Brief messages were translated into Morse code and tapped into the telegraph network, arriving at the telegraph office closest to their destination. The code was then returned to written form and carried by a telegraph messenger to its recipient.
The national network
New Zealand’s first telegraph line – between Lyttelton and Christchurch – was set up by the Canterbury provincial government in 1862. By 1865 the southern telegraph line extended from Invercargill, via Dunedin and Christchurch, to the Hurunui river in North Canterbury.
In 1866 the link across Cook Strait was laid. Development of the North Island network was delayed by opposition from hostile Māori. The Wellington–Auckland line was not fully operational until 1872. With the help of sympathetic Māori and the use of military redoubts, a route through Napier, Taupō and Tauranga was used.
It was a near disaster when the telegraph cable being laid across Cook Strait in 1866 fouled. A huge knot of rope tangled in the cable-laying drum. Wheels broke, and pieces flew into the air and thundered down on the deck.
In February 1876 the Eastern Extension Company laid cable between La Perouse, New South Wales and Wakapuaka near Nelson. The New South Wales and New Zealand governments subsidised the cost. Connections overland via Adelaide and Darwin, and undersea via Java and Suez, allowed telegraphic contact with London the same year.
Cost to the consumer
At first telegrams to London cost 15 shillings per word (around $100 in 2009 terms), and those to Australia cost 1s. 6d. Most telegraph use was by government officials and businesses.
From the 1870s telegram rates came down as technology and service improved. The ‘shilling telegram’ (for 10 words, irrespective of distance within New Zealand) arrived in 1870, and dropped to sixpence by 1896. Slow or urgent telegrams at half or double rates respectively also became available.
Rate of use
In 1865 some nine telegraph stations (mainly in the South Island) sent almost 100,000 messages.
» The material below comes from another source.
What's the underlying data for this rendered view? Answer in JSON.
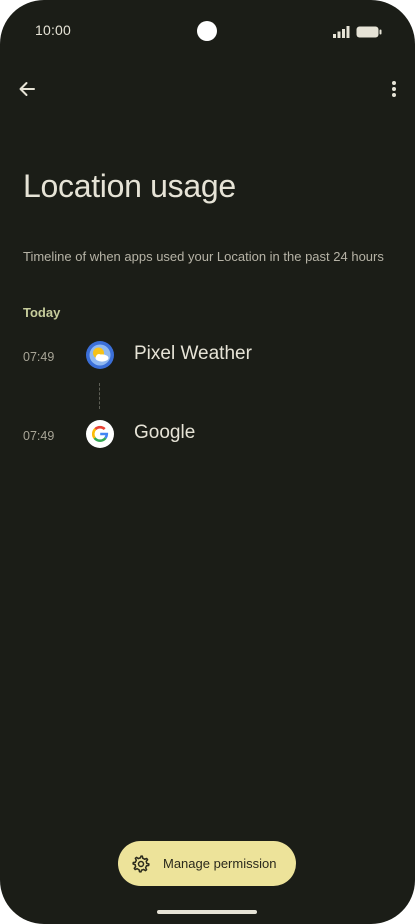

During the prosperous Liberal government years, traffic had grown from 1.96 million messages (excluding non-paid ones and cables) from 145 stations in 1890, to 8.5 million from 300 stations in 1910.
Overseas cables further swelled the colony’s telegraph traffic, and messages to and from overseas grew eightfold to 120,000 between 1880 and 1910.